The career path that we could hope for in the best case scenario, and the one that CA appears to be banking on given Johnson's inclusion in ODI squads for both England, and now Pakistan appears to be that Mitch will improve at age 31.
Out of our sample of almost 40 bowlers, only four found another gear in their early thirties as it were.


The late bloomers effectively amount to:

  • Two of the greatest fast bowlers of all time - Courtney Walsh and SIR Richard Hadlee;
  • Alan Donald who took 80 test wickets at age 32; and
  • A toiler who had the best season of his career at age 33 - go Merv!
There isn't a particularly good comparison for Mitch on this list. The first two guys on the list are two of the smartest bowlers that I have watched play the game. Bowlers who lost yards of pace and still found ways to get an ass-load of batsmen out. Alan Donald's body was spared the grind of test cricket until Apartheid was lifted in 1991 which may have helped delay his peak a bit. And Merv. I have no explanation for Merv.

The rapid decline 

This is the other category that Mitch can fit in to given his profile to date. Bowlers who fell off dramatically from 29 to 31 years of age. The sample is full of bowlers that fit this profile, but I've picked six for the chart below. These guys were good (Hoggard) to excellent for their peak years, but all of these guys were completely spent forces by 30 apart from Waqar who was gone by 31.



These careers look like good comparators for Johnson, in fact one bowler in particular has looked pretty similar.

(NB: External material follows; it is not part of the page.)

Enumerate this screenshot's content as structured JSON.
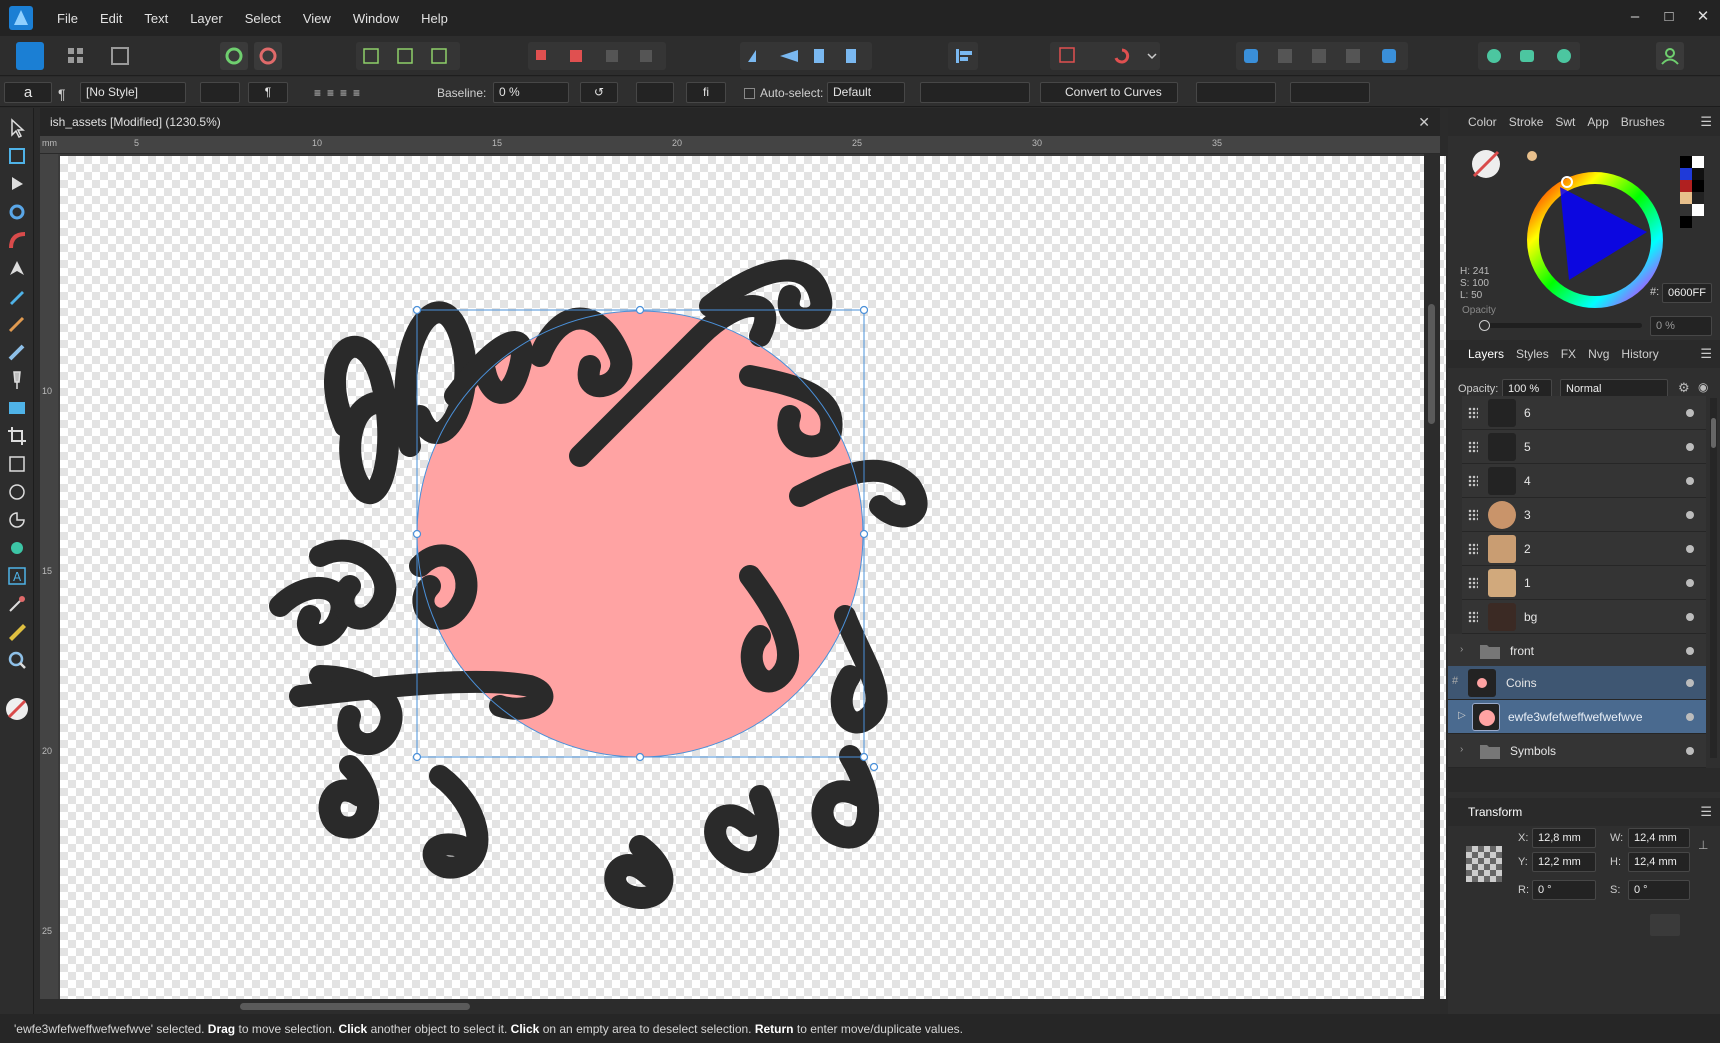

Yep, Mitchell Johnson is a poor man's Steve Harmison. You would hope in a post-Argus world that CA would undertake this kind of analysis, but Johnson's continuing presence in the squad and my Ashes nightmares means that they probably haven't.

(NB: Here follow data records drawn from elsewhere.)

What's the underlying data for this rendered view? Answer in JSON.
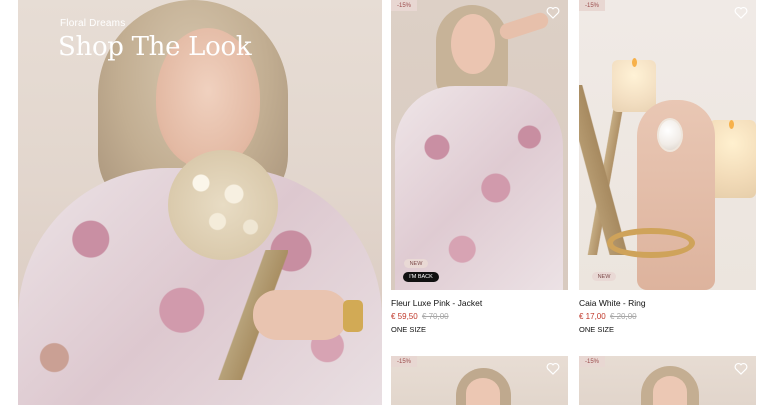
{
  "hero": {
    "subtitle": "Floral Dreams",
    "title": "Shop The Look"
  },
  "products": [
    {
      "discount": "-15%",
      "badge_new": "NEW",
      "badge_back": "I'M BACK",
      "name": "Fleur Luxe Pink - Jacket",
      "price_now": "€ 59,50",
      "price_was": "€ 70,00",
      "size": "ONE SIZE",
      "wishlist_icon": "heart-icon"
    },
    {
      "discount": "-15%",
      "badge_new": "NEW",
      "name": "Caia White - Ring",
      "price_now": "€ 17,00",
      "price_was": "€ 20,00",
      "size": "ONE SIZE",
      "wishlist_icon": "heart-icon"
    },
    {
      "discount": "-15%",
      "wishlist_icon": "heart-icon"
    },
    {
      "discount": "-15%",
      "wishlist_icon": "heart-icon"
    }
  ],
  "colors": {
    "sale_price": "#c0392b",
    "old_price": "#a7a7a7",
    "discount_badge_bg": "#e8d7d2",
    "discount_badge_text": "#9b4c4c",
    "back_badge_bg": "#111111"
  }
}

Ashes 2013. Get excited!

5 comments:

Professor Chaos said...

It's an essay. It took a while to get together. A much shorter post to follow!

SportingMind said...

This is the best thing I've ever seen. A credit to the WHAB team. It's the statistical proof we all needed to see.

Professor Chaos said...

Thanks Mind!
You'd be pretty crazy to back Johnson in the first place, but you know if CA wanted to spend half an hour on cricinfo they might come up with something like this...

Captain Carnage said...

I was going to put forth the same argument only with a lot less words, no charts/graphs, and loads more words of curse...

Your thesis was well worth the wait Professor...

Anonymous said...

Fans have been comparing him with Harmison for a couple of years now. Why is it so difficult for the powers that be to do this?

Please send this to thet selectors. Please.